What you return should match the data below exactly, with no pictures in it.

******

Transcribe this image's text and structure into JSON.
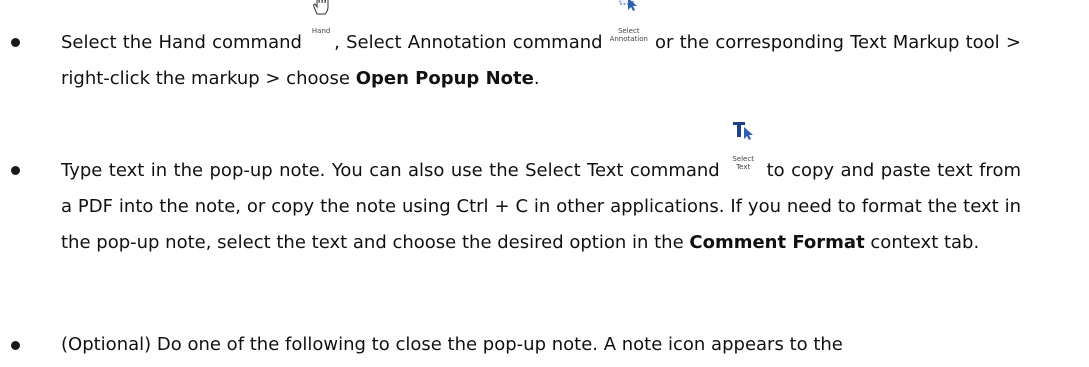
{
  "bullets": [
    {
      "t1": "Select the Hand command ",
      "hand_caption": "Hand",
      "t2": ", Select Annotation command ",
      "select_annotation_caption": "Select Annotation",
      "t3": " or the corresponding Text Markup tool > right-click the markup > choose ",
      "bold1": "Open Popup Note",
      "t4": "."
    },
    {
      "t1": "Type text in the pop-up note. You can also use the Select Text command ",
      "select_text_caption": "Select Text",
      "t2": " to copy and paste text from a PDF into the note, or copy the note using Ctrl + C in other applications. If you need to format the text in the pop-up note, select the text and choose the desired option in the ",
      "bold1": "Comment Format",
      "t3": " context tab."
    },
    {
      "t1": "(Optional) Do one of the following to close the pop-up note. A note icon appears to the"
    }
  ],
  "colors": {
    "icon_blue": "#2e5fb2",
    "text": "#111111"
  },
  "icons": [
    "hand-icon",
    "select-annotation-icon",
    "select-text-icon"
  ]
}
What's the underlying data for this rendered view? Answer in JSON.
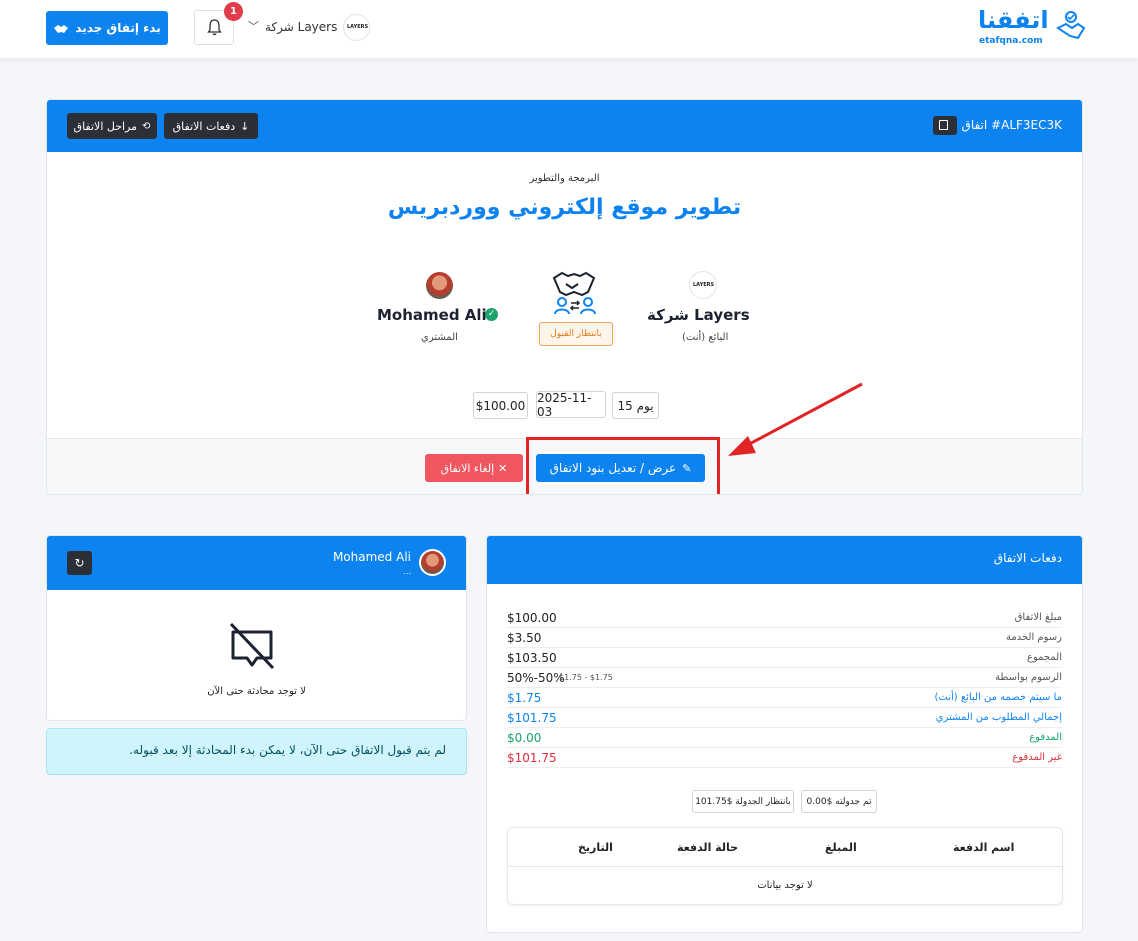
{
  "header": {
    "logo_text": "اتفقنا",
    "logo_sub": "etafqna.com",
    "new_deal_label": "بدء إتفاق جديد",
    "notification_count": "1",
    "company_name": "شركة Layers",
    "company_logo_text": "LAYERS"
  },
  "deal": {
    "id_label": "اتفاق #ALF3EC3K",
    "payments_button": "دفعات الاتفاق",
    "stages_button": "مراحل الاتفاق",
    "category": "البرمجة والتطوير",
    "title": "تطوير موقع إلكتروني ووردبريس",
    "seller_name": "شركة Layers",
    "seller_role": "البائع (أنت)",
    "buyer_name": "Mohamed Ali",
    "buyer_role": "المشتري",
    "status": "بانتظار القبول",
    "duration": "15 يوم",
    "date": "2025-11-03",
    "amount": "$100.00",
    "edit_button": "عرض / تعديل بنود الاتفاق",
    "cancel_button": "إلغاء الاتفاق"
  },
  "payments": {
    "title": "دفعات الاتفاق",
    "rows": [
      {
        "label": "مبلغ الاتفاق",
        "value": "$100.00",
        "extra": ""
      },
      {
        "label": "رسوم الخدمة",
        "value": "$3.50",
        "extra": ""
      },
      {
        "label": "المجموع",
        "value": "$103.50",
        "extra": ""
      },
      {
        "label": "الرسوم بواسطة",
        "value": "50%-50%",
        "extra": "$1.75 - $1.75"
      },
      {
        "label": "ما سيتم خصمه من البائع (أنت)",
        "value": "$1.75",
        "extra": ""
      },
      {
        "label": "إجمالي المطلوب من المشتري",
        "value": "$101.75",
        "extra": ""
      },
      {
        "label": "المدفوع",
        "value": "$0.00",
        "extra": ""
      },
      {
        "label": "غير المدفوع",
        "value": "$101.75",
        "extra": ""
      }
    ],
    "scheduled_chip": "تم جدولته $0.00",
    "pending_chip": "بانتظار الجدولة $101.75",
    "table_headers": [
      "اسم الدفعة",
      "المبلغ",
      "حالة الدفعة",
      "التاريخ"
    ],
    "empty_text": "لا توجد بيانات"
  },
  "chat": {
    "user_name": "Mohamed Ali",
    "user_status": "...",
    "empty_text": "لا توجد محادثة حتى الآن",
    "notice": "لم يتم قبول الاتفاق حتى الآن، لا يمكن بدء المحادثة إلا بعد قبوله."
  },
  "colors": {
    "primary": "#0d83f0",
    "danger": "#f0565f",
    "success": "#1aa36a",
    "highlight": "#e02424"
  }
}
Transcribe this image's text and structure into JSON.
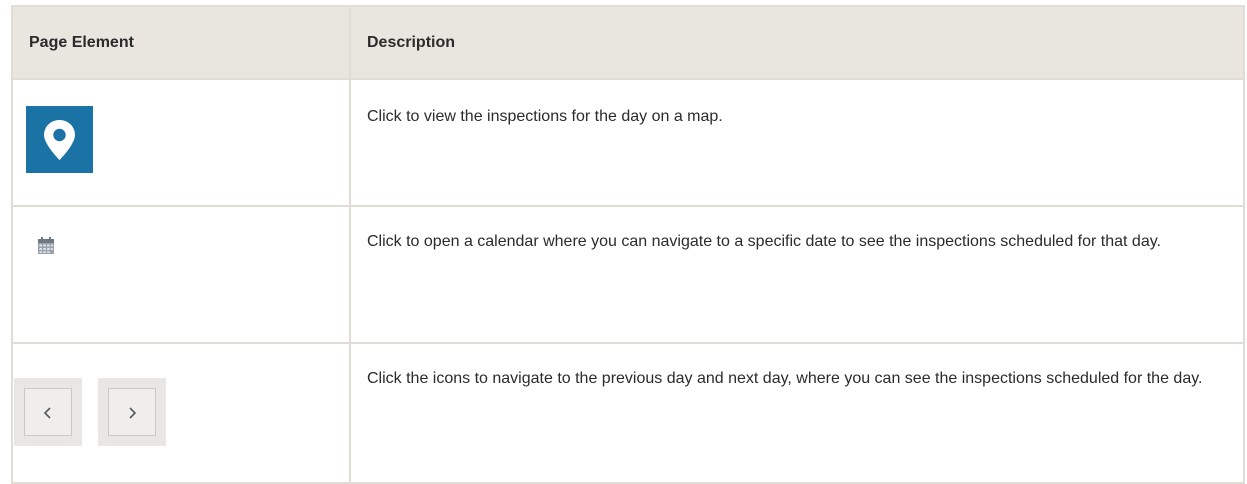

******

WRITTEN RESPONSE>
Transcribe this image's text and structure into JSON.
{
  "bullets": [
    {
      "t1": "Select the Hand command ",
      "hand_caption": "Hand",
      "t2": ", Select Annotation command ",
      "select_annotation_caption": "Select Annotation",
      "t3": " or the corresponding Text Markup tool > right-click the markup > choose ",
      "bold1": "Open Popup Note",
      "t4": "."
    },
    {
      "t1": "Type text in the pop-up note. You can also use the Select Text command ",
      "select_text_caption": "Select Text",
      "t2": " to copy and paste text from a PDF into the note, or copy the note using Ctrl + C in other applications. If you need to format the text in the pop-up note, select the text and choose the desired option in the ",
      "bold1": "Comment Format",
      "t3": " context tab."
    },
    {
      "t1": "(Optional) Do one of the following to close the pop-up note. A note icon appears to the"
    }
  ],
  "colors": {
    "icon_blue": "#2e5fb2",
    "text": "#111111"
  },
  "icons": [
    "hand-icon",
    "select-annotation-icon",
    "select-text-icon"
  ]
}
What's the underlying data for this rendered view? Answer in JSON.
{
  "header": {
    "logo_text": "اتفقنا",
    "logo_sub": "etafqna.com",
    "new_deal_label": "بدء إتفاق جديد",
    "notification_count": "1",
    "company_name": "شركة Layers",
    "company_logo_text": "LAYERS"
  },
  "deal": {
    "id_label": "اتفاق #ALF3EC3K",
    "payments_button": "دفعات الاتفاق",
    "stages_button": "مراحل الاتفاق",
    "category": "البرمجة والتطوير",
    "title": "تطوير موقع إلكتروني ووردبريس",
    "seller_name": "شركة Layers",
    "seller_role": "البائع (أنت)",
    "buyer_name": "Mohamed Ali",
    "buyer_role": "المشتري",
    "status": "بانتظار القبول",
    "duration": "15 يوم",
    "date": "2025-11-03",
    "amount": "$100.00",
    "edit_button": "عرض / تعديل بنود الاتفاق",
    "cancel_button": "إلغاء الاتفاق"
  },
  "payments": {
    "title": "دفعات الاتفاق",
    "rows": [
      {
        "label": "مبلغ الاتفاق",
        "value": "$100.00",
        "extra": ""
      },
      {
        "label": "رسوم الخدمة",
        "value": "$3.50",
        "extra": ""
      },
      {
        "label": "المجموع",
        "value": "$103.50",
        "extra": ""
      },
      {
        "label": "الرسوم بواسطة",
        "value": "50%-50%",
        "extra": "$1.75 - $1.75"
      },
      {
        "label": "ما سيتم خصمه من البائع (أنت)",
        "value": "$1.75",
        "extra": ""
      },
      {
        "label": "إجمالي المطلوب من المشتري",
        "value": "$101.75",
        "extra": ""
      },
      {
        "label": "المدفوع",
        "value": "$0.00",
        "extra": ""
      },
      {
        "label": "غير المدفوع",
        "value": "$101.75",
        "extra": ""
      }
    ],
    "scheduled_chip": "تم جدولته $0.00",
    "pending_chip": "بانتظار الجدولة $101.75",
    "table_headers": [
      "اسم الدفعة",
      "المبلغ",
      "حالة الدفعة",
      "التاريخ"
    ],
    "empty_text": "لا توجد بيانات"
  },
  "chat": {
    "user_name": "Mohamed Ali",
    "user_status": "...",
    "empty_text": "لا توجد محادثة حتى الآن",
    "notice": "لم يتم قبول الاتفاق حتى الآن، لا يمكن بدء المحادثة إلا بعد قبوله."
  },
  "colors": {
    "primary": "#0d83f0",
    "danger": "#f0565f",
    "success": "#1aa36a",
    "highlight": "#e02424"
  }
}
Transcribe this image's text and structure into JSON.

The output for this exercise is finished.